  • Forty-six percent (46%) of sixteen and seventeen year old drivers say they text while driving
  • Forty-eight percent (48%) of eighteen to twenty-four year old drivers text message while driving.
  • Sixty-seven percent (67%) of twenty-five to thirty-four year old drivers talk on their cell phones while driving.
  • Sixty-five (65%) of drivers with a college education talk on their cell phones while driving. The higher the level of education, the higher use of the cell phones.


  • Five states and the District of Columbia have laws banning handheld cell phones for all drivers.
  • No state completely bans all types of cell phone use, hand held and hands free.
  • Twenty-one (21) states and the District of Columbia ban all cell phone use by novice drivers.
  • Seventeen (17) states and the District of Columbia prohibit school bus drivers from all cell phone use when passengers are present.
  • Currently, Florida has no law prohibiting or restricting drivers from sending text messages or using cell phones while operating an automobile.


  • Fourteen (14) states ban text messaging while driving, including the District of Columbia.
  • Ten (10) states prohibit text messaging while driving by novice drivers.
  • One (1) state restricts school bus drivers from text messaging while driving
  • Once again, Florida is a state where text messaging and driving is not against the law.

In the past year over 120,000 drivers were estimated to be sending a text message or using their phone while driving, and over 660,000 had their phone to their ear at any moment while driving. The scariest part about these statistics is they are on the rise, not decreasing. Using your phone while driving is unsafe, and unfortunately many drivers understand just how dangerous this conduct is, but continue to still text and drive.  If we know how dangerous such conduct is, why is it so hard to put a stop to this deadly habit? When the phone is in the vicinity of your car and you hear it ring, the first thought is “who is calling/texting me?” and because we are so curious and impatient we will instantly reach for our cell phone and look. The phrase “curiosity killed the cat” has never been truer.
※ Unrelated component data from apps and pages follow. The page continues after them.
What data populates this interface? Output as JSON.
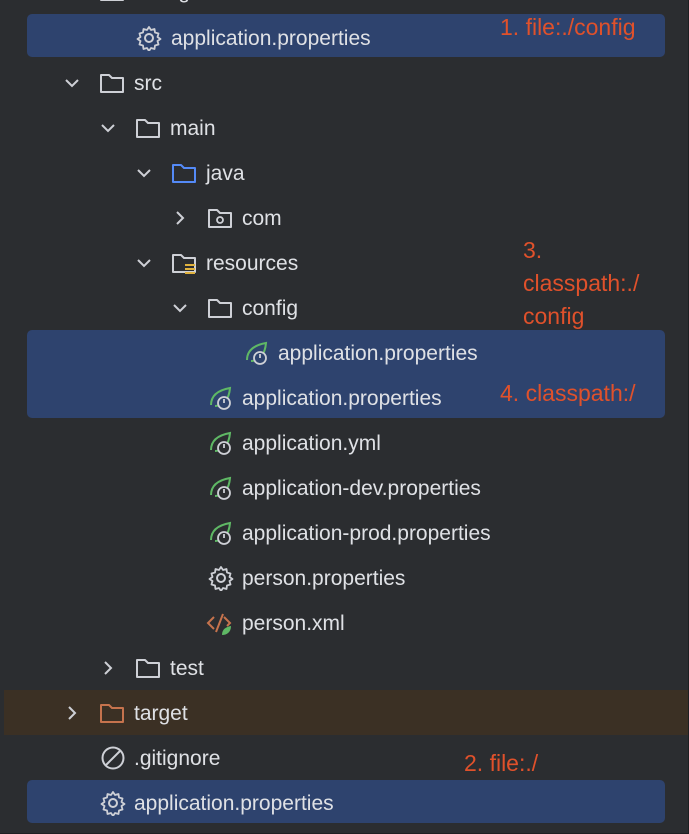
{
  "tree": {
    "top_partial_label": "config",
    "rows": {
      "root_config_props": "application.properties",
      "src": "src",
      "main": "main",
      "java": "java",
      "com": "com",
      "resources": "resources",
      "res_config": "config",
      "res_config_props": "application.properties",
      "res_props": "application.properties",
      "res_yml": "application.yml",
      "res_dev": "application-dev.properties",
      "res_prod": "application-prod.properties",
      "person_props": "person.properties",
      "person_xml": "person.xml",
      "test": "test",
      "target": "target",
      "gitignore": ".gitignore",
      "root_props": "application.properties"
    }
  },
  "annotations": {
    "a1": "1. file:./config",
    "a2": "2. file:./",
    "a3_line1": "3.",
    "a3_line2": "classpath:./",
    "a3_line3": "config",
    "a4": "4. classpath:/"
  },
  "colors": {
    "background": "#2b2d30",
    "selection": "#2e436e",
    "ignored_folder_row": "#3b3024",
    "annotation": "#e0512b",
    "text": "#dfe1e5",
    "icon_gray": "#ced0d6",
    "java_folder_blue": "#548af7",
    "spring_green": "#5fb865",
    "target_folder_orange": "#c6734d"
  },
  "icons": [
    "gear-icon",
    "folder-icon",
    "chevron-down-icon",
    "chevron-right-icon",
    "package-folder-icon",
    "resources-folder-icon",
    "spring-leaf-icon",
    "xml-icon",
    "ignore-icon"
  ]
}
Studies have demonstrated just how dangerous the act of texting and driving is.  On study displayed that the act of sending a text takes the driver’s attention off of the road for an average of 4.6 seconds.  Imagine driving while covering your eyes for an excess of four seconds.    This is indeed a very troubling thought.  No text message, email or phone call is so important to place a life in jeopardy.


The Dolman Law Group is committing to zealously fighting to obtain fair compensation for victims who have suffered physical harm as a result of a distracted driver.  A driver who causes a motor vehicle or motorcycle accident due to cell phone use may be subjected to punitive damages.  We employ a full-time investigator in order to seek witness statements relating to automobile accident and motorcycle accident cases. Further, we seek information relating to the at-fault party’s cellular phone number and provider so we may request phone records via a subpoena if we are unsuccessful in determining whether a phone was used at the time of impact.

If you have been injured as a result of the negligence exhibited by a distracted driver, please call us at (727) 451-6900 or email matt@dolmanlaw.com, for a free consultation.  The attorneys at the Dolman law Group handle injury claims throughout the State of Florida and maintain an active statewide litigation practice.

Dolman Law Group is a personal injury and civil trial law firm based in Clearwater, Florida. Located in central Pinellas County (ten minutes from St. Petersburg and fifteen minutes from Tampa), the attorneys at Dolman Law Group represent only consumers and never will or have ever represented an insurance carrier. We routinely litigate personal injury claims throughout the State of Florida and actively represent plaintiffs in Pinellas, Hillsborough, Pasco, Manatee, Sarasota and Polk County. Dolman Law Group serves the following cities; Clearwater, St. Petersburg, Largo, Pinellas Park, Palm Harbor, Safety Harbor, Dunedin, Ozona, Tarpon Springs, Tampa, Carrolwood, New Tampa, Oldsmar, Trinity, New Port Richey, Port Richey, Hudson, Spring Hill, Bradenton and Sarasota.